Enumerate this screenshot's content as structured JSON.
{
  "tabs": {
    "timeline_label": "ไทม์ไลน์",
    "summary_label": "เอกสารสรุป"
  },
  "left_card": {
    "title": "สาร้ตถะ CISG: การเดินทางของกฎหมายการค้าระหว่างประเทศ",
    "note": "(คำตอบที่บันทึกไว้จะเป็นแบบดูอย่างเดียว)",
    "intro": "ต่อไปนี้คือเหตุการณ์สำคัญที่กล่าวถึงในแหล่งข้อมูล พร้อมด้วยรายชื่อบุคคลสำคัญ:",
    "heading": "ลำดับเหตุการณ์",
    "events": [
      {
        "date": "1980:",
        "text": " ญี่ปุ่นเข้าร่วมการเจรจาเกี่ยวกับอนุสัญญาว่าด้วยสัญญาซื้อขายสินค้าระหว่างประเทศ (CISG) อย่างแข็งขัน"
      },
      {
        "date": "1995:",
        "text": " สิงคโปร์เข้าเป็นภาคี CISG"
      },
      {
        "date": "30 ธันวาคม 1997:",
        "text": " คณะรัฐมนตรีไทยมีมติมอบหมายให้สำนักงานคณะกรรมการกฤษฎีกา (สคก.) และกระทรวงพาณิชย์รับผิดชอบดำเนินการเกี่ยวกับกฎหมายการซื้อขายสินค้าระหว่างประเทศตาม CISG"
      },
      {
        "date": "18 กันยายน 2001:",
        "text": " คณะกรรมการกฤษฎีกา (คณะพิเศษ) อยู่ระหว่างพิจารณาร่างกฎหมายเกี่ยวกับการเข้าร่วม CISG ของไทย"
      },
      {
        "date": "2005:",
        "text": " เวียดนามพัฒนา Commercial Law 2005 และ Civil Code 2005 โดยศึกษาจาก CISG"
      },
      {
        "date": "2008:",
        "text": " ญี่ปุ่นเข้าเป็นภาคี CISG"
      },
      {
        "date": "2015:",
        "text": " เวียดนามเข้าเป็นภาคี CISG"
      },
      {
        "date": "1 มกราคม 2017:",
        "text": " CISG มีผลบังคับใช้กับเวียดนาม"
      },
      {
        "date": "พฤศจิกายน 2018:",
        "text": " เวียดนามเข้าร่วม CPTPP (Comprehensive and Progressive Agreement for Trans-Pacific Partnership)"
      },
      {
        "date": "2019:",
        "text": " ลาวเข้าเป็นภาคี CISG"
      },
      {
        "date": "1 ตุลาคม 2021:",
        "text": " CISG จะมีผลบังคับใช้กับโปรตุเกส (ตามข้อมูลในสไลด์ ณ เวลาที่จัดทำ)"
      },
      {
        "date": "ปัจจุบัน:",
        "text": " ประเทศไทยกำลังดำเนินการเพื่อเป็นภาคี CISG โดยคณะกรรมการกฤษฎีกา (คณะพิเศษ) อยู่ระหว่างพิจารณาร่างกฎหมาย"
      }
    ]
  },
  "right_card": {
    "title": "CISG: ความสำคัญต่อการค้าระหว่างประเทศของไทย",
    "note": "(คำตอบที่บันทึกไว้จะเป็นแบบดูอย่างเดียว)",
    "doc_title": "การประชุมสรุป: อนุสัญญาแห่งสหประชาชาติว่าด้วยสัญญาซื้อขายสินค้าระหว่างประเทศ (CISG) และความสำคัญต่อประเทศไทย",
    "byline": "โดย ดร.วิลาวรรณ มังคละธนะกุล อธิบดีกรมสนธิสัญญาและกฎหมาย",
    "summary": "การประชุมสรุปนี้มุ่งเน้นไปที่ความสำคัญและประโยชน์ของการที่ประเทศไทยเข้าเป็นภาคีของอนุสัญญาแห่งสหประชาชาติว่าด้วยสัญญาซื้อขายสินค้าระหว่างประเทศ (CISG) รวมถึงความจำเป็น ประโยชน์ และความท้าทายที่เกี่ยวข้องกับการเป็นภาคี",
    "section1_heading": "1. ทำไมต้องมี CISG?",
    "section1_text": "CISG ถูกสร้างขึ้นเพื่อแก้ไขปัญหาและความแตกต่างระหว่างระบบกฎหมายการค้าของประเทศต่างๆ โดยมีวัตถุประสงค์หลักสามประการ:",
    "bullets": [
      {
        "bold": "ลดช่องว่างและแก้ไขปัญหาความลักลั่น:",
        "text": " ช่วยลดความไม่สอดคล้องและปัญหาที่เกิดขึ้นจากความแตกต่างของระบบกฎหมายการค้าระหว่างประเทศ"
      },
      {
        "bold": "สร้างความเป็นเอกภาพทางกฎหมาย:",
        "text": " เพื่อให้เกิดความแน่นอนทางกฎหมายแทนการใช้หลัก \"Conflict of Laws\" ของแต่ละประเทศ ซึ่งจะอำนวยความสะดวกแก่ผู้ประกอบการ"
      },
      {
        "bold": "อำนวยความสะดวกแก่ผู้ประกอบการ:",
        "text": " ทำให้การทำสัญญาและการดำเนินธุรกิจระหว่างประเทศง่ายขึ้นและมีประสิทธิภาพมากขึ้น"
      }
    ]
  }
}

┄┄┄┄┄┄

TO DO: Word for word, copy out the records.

COMPLETED TASK:
Enumerate this screenshot's content as structured JSON.
{
  "tabs": {
    "timeline_label": "ไทม์ไลน์",
    "summary_label": "เอกสารสรุป"
  },
  "left_card": {
    "title": "สาร้ตถะ CISG: การเดินทางของกฎหมายการค้าระหว่างประเทศ",
    "note": "(คำตอบที่บันทึกไว้จะเป็นแบบดูอย่างเดียว)",
    "intro": "ต่อไปนี้คือเหตุการณ์สำคัญที่กล่าวถึงในแหล่งข้อมูล พร้อมด้วยรายชื่อบุคคลสำคัญ:",
    "heading": "ลำดับเหตุการณ์",
    "events": [
      {
        "date": "1980:",
        "text": " ญี่ปุ่นเข้าร่วมการเจรจาเกี่ยวกับอนุสัญญาว่าด้วยสัญญาซื้อขายสินค้าระหว่างประเทศ (CISG) อย่างแข็งขัน"
      },
      {
        "date": "1995:",
        "text": " สิงคโปร์เข้าเป็นภาคี CISG"
      },
      {
        "date": "30 ธันวาคม 1997:",
        "text": " คณะรัฐมนตรีไทยมีมติมอบหมายให้สำนักงานคณะกรรมการกฤษฎีกา (สคก.) และกระทรวงพาณิชย์รับผิดชอบดำเนินการเกี่ยวกับกฎหมายการซื้อขายสินค้าระหว่างประเทศตาม CISG"
      },
      {
        "date": "18 กันยายน 2001:",
        "text": " คณะกรรมการกฤษฎีกา (คณะพิเศษ) อยู่ระหว่างพิจารณาร่างกฎหมายเกี่ยวกับการเข้าร่วม CISG ของไทย"
      },
      {
        "date": "2005:",
        "text": " เวียดนามพัฒนา Commercial Law 2005 และ Civil Code 2005 โดยศึกษาจาก CISG"
      },
      {
        "date": "2008:",
        "text": " ญี่ปุ่นเข้าเป็นภาคี CISG"
      },
      {
        "date": "2015:",
        "text": " เวียดนามเข้าเป็นภาคี CISG"
      },
      {
        "date": "1 มกราคม 2017:",
        "text": " CISG มีผลบังคับใช้กับเวียดนาม"
      },
      {
        "date": "พฤศจิกายน 2018:",
        "text": " เวียดนามเข้าร่วม CPTPP (Comprehensive and Progressive Agreement for Trans-Pacific Partnership)"
      },
      {
        "date": "2019:",
        "text": " ลาวเข้าเป็นภาคี CISG"
      },
      {
        "date": "1 ตุลาคม 2021:",
        "text": " CISG จะมีผลบังคับใช้กับโปรตุเกส (ตามข้อมูลในสไลด์ ณ เวลาที่จัดทำ)"
      },
      {
        "date": "ปัจจุบัน:",
        "text": " ประเทศไทยกำลังดำเนินการเพื่อเป็นภาคี CISG โดยคณะกรรมการกฤษฎีกา (คณะพิเศษ) อยู่ระหว่างพิจารณาร่างกฎหมาย"
      }
    ]
  },
  "right_card": {
    "title": "CISG: ความสำคัญต่อการค้าระหว่างประเทศของไทย",
    "note": "(คำตอบที่บันทึกไว้จะเป็นแบบดูอย่างเดียว)",
    "doc_title": "การประชุมสรุป: อนุสัญญาแห่งสหประชาชาติว่าด้วยสัญญาซื้อขายสินค้าระหว่างประเทศ (CISG) และความสำคัญต่อประเทศไทย",
    "byline": "โดย ดร.วิลาวรรณ มังคละธนะกุล อธิบดีกรมสนธิสัญญาและกฎหมาย",
    "summary": "การประชุมสรุปนี้มุ่งเน้นไปที่ความสำคัญและประโยชน์ของการที่ประเทศไทยเข้าเป็นภาคีของอนุสัญญาแห่งสหประชาชาติว่าด้วยสัญญาซื้อขายสินค้าระหว่างประเทศ (CISG) รวมถึงความจำเป็น ประโยชน์ และความท้าทายที่เกี่ยวข้องกับการเป็นภาคี",
    "section1_heading": "1. ทำไมต้องมี CISG?",
    "section1_text": "CISG ถูกสร้างขึ้นเพื่อแก้ไขปัญหาและความแตกต่างระหว่างระบบกฎหมายการค้าของประเทศต่างๆ โดยมีวัตถุประสงค์หลักสามประการ:",
    "bullets": [
      {
        "bold": "ลดช่องว่างและแก้ไขปัญหาความลักลั่น:",
        "text": " ช่วยลดความไม่สอดคล้องและปัญหาที่เกิดขึ้นจากความแตกต่างของระบบกฎหมายการค้าระหว่างประเทศ"
      },
      {
        "bold": "สร้างความเป็นเอกภาพทางกฎหมาย:",
        "text": " เพื่อให้เกิดความแน่นอนทางกฎหมายแทนการใช้หลัก \"Conflict of Laws\" ของแต่ละประเทศ ซึ่งจะอำนวยความสะดวกแก่ผู้ประกอบการ"
      },
      {
        "bold": "อำนวยความสะดวกแก่ผู้ประกอบการ:",
        "text": " ทำให้การทำสัญญาและการดำเนินธุรกิจระหว่างประเทศง่ายขึ้นและมีประสิทธิภาพมากขึ้น"
      }
    ]
  }
}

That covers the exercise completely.